◆ Record excerpts:
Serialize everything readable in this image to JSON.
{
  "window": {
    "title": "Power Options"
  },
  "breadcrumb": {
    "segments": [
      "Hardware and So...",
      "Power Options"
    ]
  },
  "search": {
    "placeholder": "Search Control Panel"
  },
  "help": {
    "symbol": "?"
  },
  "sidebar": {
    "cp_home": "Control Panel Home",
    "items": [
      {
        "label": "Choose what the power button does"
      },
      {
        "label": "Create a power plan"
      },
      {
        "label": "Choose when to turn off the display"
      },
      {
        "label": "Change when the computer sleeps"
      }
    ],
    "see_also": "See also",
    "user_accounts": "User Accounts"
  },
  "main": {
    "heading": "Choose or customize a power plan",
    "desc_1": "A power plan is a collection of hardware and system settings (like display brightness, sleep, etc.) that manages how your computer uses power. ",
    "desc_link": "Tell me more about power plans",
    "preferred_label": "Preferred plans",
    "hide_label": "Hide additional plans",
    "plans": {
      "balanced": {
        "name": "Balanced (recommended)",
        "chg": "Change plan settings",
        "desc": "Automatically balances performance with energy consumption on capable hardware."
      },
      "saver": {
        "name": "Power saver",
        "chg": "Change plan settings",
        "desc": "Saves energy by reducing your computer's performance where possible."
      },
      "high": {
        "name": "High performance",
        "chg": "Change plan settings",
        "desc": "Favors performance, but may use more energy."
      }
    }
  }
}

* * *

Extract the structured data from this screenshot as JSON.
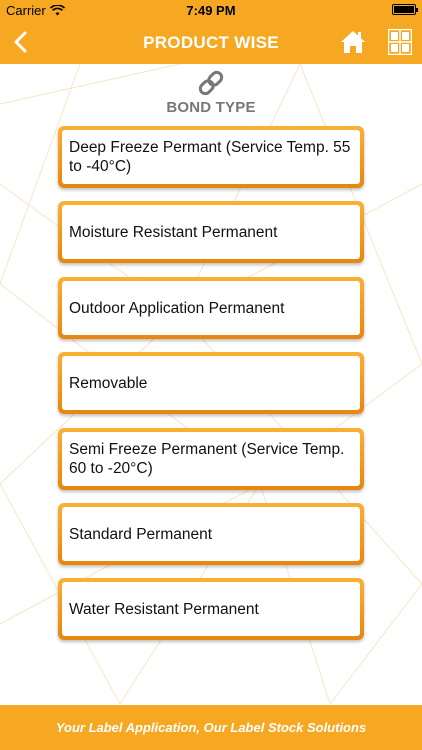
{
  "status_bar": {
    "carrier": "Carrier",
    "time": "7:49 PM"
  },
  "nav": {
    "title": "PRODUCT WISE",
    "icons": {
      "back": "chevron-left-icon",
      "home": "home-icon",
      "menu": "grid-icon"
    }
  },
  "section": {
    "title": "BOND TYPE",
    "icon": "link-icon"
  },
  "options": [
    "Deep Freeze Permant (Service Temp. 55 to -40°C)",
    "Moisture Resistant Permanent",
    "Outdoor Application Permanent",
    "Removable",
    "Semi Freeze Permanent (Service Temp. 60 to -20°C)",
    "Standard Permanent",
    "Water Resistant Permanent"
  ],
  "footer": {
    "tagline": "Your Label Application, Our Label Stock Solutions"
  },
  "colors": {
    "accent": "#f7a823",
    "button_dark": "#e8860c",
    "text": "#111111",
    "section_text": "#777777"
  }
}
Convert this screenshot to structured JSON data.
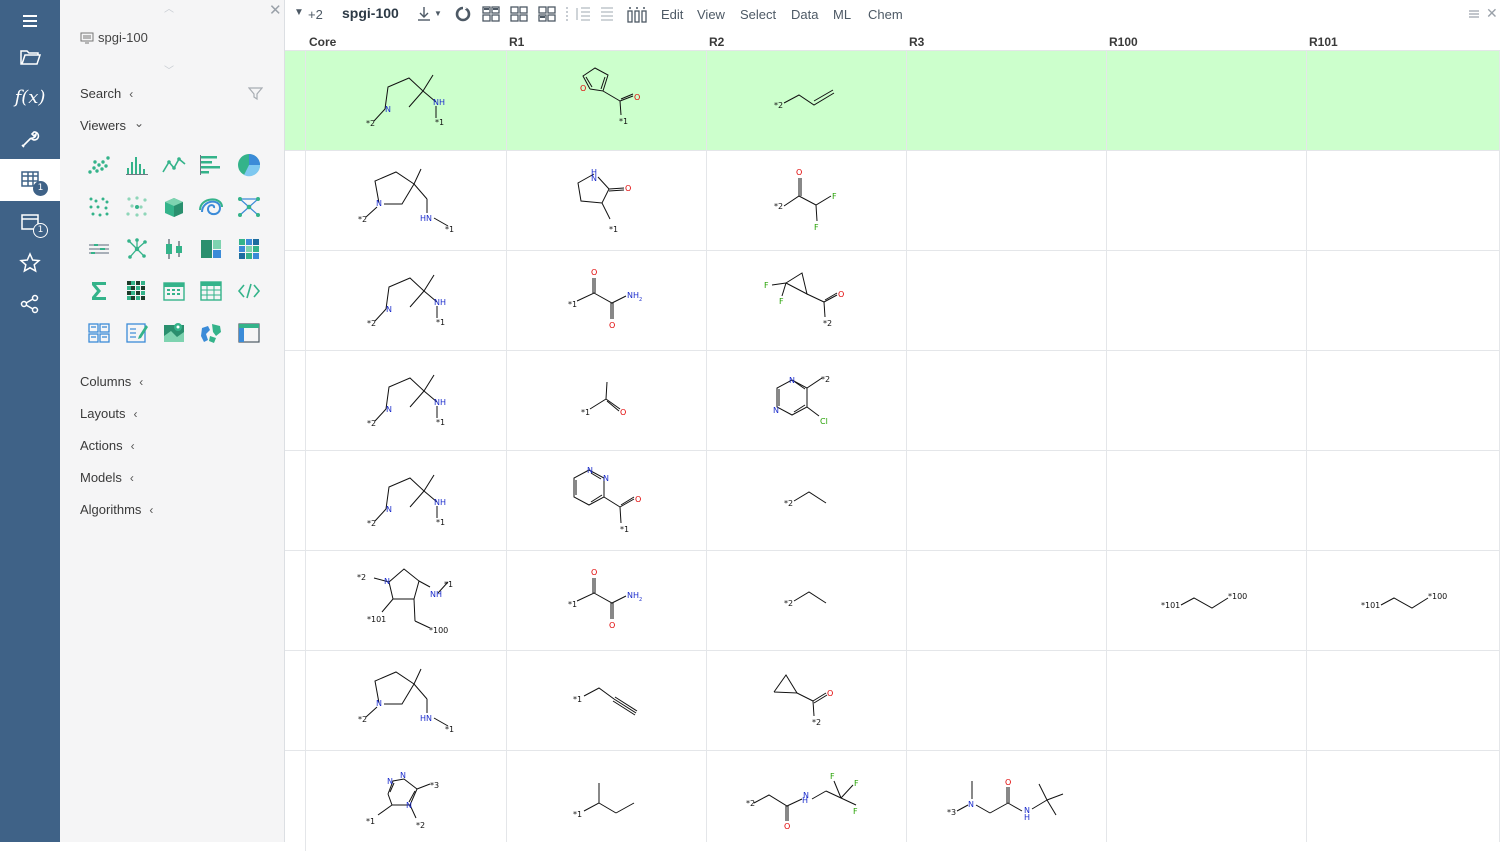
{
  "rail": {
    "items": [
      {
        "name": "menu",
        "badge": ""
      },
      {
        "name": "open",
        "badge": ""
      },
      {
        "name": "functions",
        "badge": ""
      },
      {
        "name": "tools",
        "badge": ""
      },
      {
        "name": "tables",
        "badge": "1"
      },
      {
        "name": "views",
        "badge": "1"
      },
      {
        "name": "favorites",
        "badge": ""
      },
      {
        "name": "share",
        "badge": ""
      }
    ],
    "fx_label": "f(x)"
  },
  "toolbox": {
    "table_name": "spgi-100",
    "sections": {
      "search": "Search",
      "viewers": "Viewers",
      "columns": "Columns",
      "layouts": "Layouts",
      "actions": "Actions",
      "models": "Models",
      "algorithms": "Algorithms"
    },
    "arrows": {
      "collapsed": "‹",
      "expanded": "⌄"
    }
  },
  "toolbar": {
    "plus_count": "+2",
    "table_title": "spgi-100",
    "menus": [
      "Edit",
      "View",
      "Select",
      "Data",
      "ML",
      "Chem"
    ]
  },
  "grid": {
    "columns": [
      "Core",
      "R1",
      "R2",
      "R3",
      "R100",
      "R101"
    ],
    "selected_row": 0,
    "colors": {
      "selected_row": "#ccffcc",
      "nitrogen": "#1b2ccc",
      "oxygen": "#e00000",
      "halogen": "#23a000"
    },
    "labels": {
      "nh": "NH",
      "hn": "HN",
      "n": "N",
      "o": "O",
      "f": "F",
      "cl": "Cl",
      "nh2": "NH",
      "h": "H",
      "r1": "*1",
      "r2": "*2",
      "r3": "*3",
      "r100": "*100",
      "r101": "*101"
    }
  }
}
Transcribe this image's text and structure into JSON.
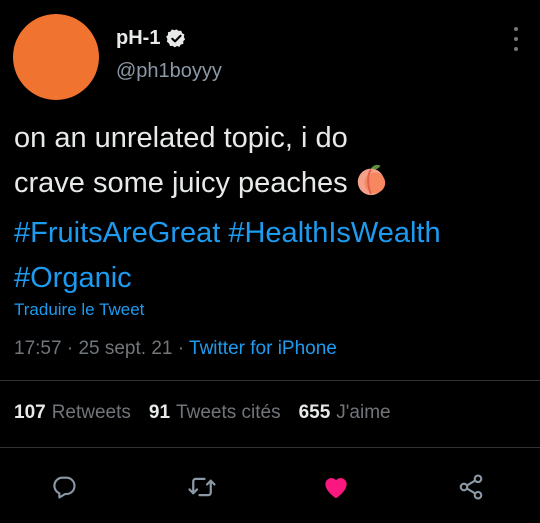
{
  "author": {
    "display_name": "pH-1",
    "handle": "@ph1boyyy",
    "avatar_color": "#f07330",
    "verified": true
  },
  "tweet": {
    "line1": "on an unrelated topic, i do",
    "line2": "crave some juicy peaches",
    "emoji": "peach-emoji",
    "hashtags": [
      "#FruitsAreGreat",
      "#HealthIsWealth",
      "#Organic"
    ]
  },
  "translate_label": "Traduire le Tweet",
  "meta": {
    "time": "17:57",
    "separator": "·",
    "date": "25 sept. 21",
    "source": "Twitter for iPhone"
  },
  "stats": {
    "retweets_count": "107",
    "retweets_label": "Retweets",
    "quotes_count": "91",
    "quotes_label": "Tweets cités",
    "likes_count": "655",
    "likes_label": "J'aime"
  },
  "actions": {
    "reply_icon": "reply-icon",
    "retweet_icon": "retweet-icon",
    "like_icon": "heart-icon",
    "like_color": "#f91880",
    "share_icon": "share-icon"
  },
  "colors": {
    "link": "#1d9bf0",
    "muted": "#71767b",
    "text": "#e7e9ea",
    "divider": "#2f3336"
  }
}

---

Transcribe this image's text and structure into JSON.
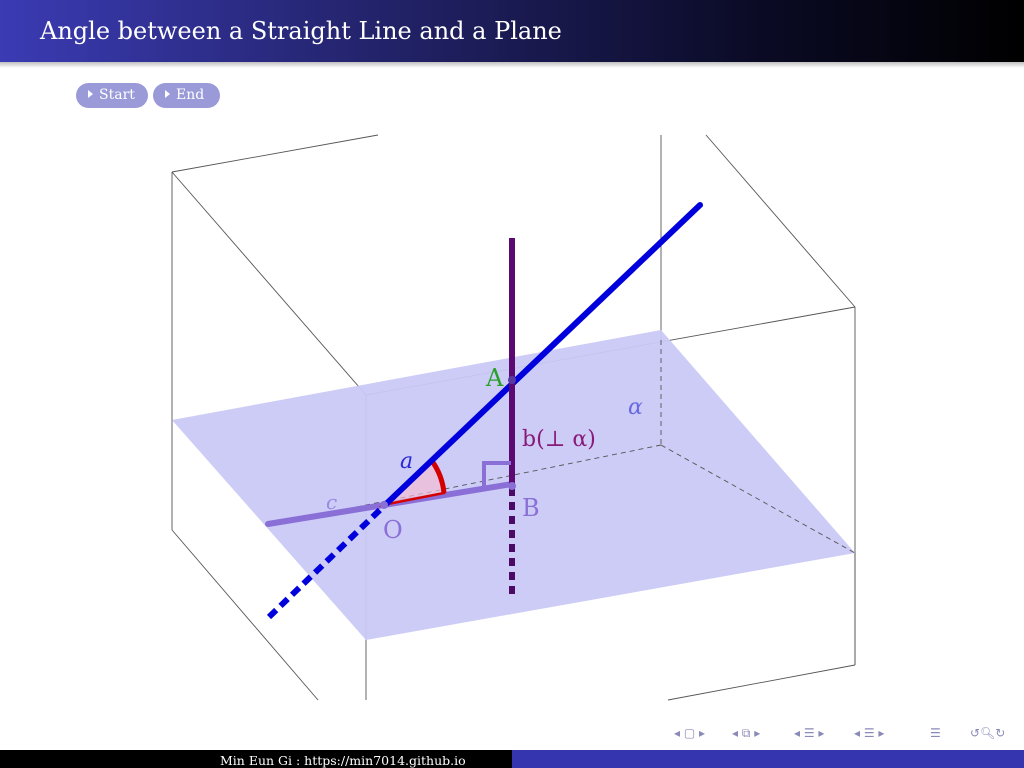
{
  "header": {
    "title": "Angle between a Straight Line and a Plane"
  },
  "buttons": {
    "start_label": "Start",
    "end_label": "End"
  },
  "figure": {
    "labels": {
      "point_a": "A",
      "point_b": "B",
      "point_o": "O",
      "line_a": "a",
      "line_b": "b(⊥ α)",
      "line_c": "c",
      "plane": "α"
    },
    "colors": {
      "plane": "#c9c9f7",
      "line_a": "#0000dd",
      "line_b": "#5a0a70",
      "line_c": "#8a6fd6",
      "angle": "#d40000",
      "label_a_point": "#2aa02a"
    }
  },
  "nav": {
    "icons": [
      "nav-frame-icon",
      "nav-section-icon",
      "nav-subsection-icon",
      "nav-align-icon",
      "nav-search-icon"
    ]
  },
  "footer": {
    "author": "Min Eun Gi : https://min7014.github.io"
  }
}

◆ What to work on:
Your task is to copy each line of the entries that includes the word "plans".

◆ Exercise result:
    "desc_link": "Tell me more about power plans",
    "preferred_label": "Preferred plans",
    "hide_label": "Hide additional plans",
    "plans": {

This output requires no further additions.